2. Shutter Island
I called it a masterpiece when I first saw it, and I stand by that statement after two subsequent viewings. Despite an ending (a great one) many claimed they saw coming, there is much to admire about this film from the master Scorsese and top leading man Leo.
1. The Ghost Writer
Although the past has recently caught up with Roman Polanski, he still has not forgotten how to make a great film. The Ghost Writer is a wonderful and smart political thriller that looks great, goes to unexpected places, and makes sense of what does not always seem to.
Friday, July 9, 2010
Thursday, July 8, 2010
Toy Story 1 & 2 are great films that I revisit now and again, the last time for its 3D theatrical release, which has motivated me to rewatch the Pixar films again. Still, both films retain the magic that was present in its original release. Although they are technical marvel, the first installment being the premier animated film done entirely by computer and looking great, it knows that craftsmanship isn't enough. It also contains great voice work and an Oscar nominated script that generates real concern for its characters. As many have already noted, Toy Story deserves its place in the pantheon of great films.
The Adventures of Andre and Wally B
This is the short that played before Toy Story during its release, and is actually the first computer animated film ever made. It tells the story of a cartoonish creature being awakened and chased by a bee. It is only two minutes long and primitive by today's standards, but earns its rating when I found out it was made in 1984.
This short played theatrically before the release of Toy Story 2
This short played theatrically before the release of Toy Story 2
Wednesday, July 7, 2010
Tuesday, July 6, 2010

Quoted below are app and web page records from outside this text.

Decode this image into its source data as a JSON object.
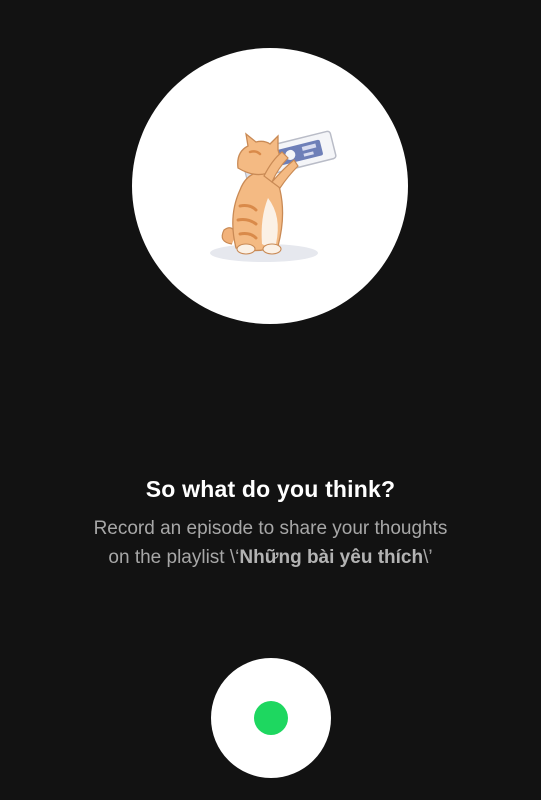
{
  "artwork": {
    "icon": "cat-drinking-milk-illustration"
  },
  "prompt": {
    "title": "So what do you think?",
    "body_prefix": "Record an episode to share your thoughts on the playlist \\‘",
    "playlist_name": "Những bài yêu thích",
    "body_suffix": "\\’"
  },
  "record_button": {
    "icon": "record-dot-icon",
    "dot_color": "#1ed760"
  },
  "colors": {
    "background": "#121212",
    "title": "#ffffff",
    "body": "#a7a7a7",
    "accent": "#1ed760"
  }
}
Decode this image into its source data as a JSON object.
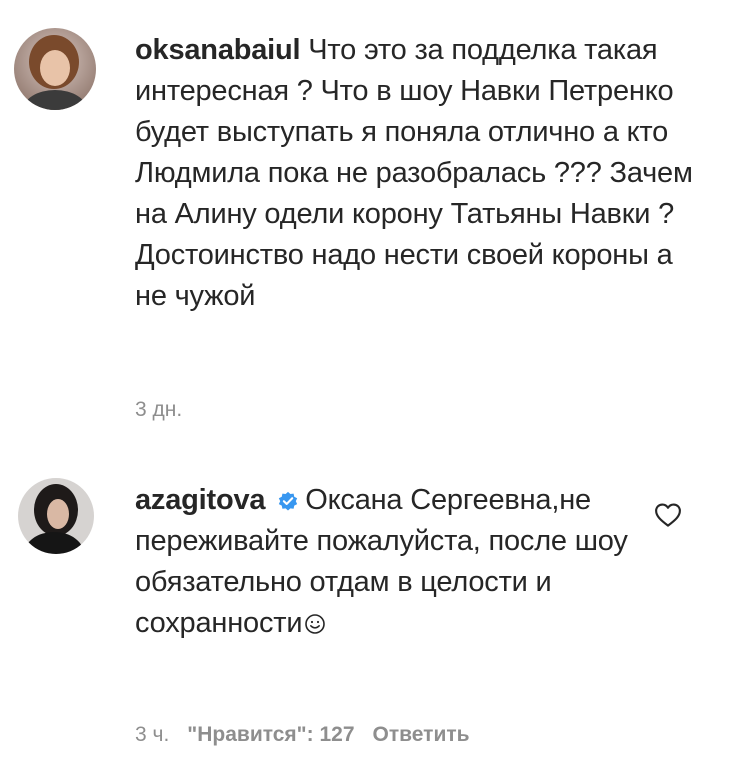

Sunday, July 4, 2010
if you don't like Back To The Future, it's difficult to believe that you like films at all."
Thursday, July 1, 2010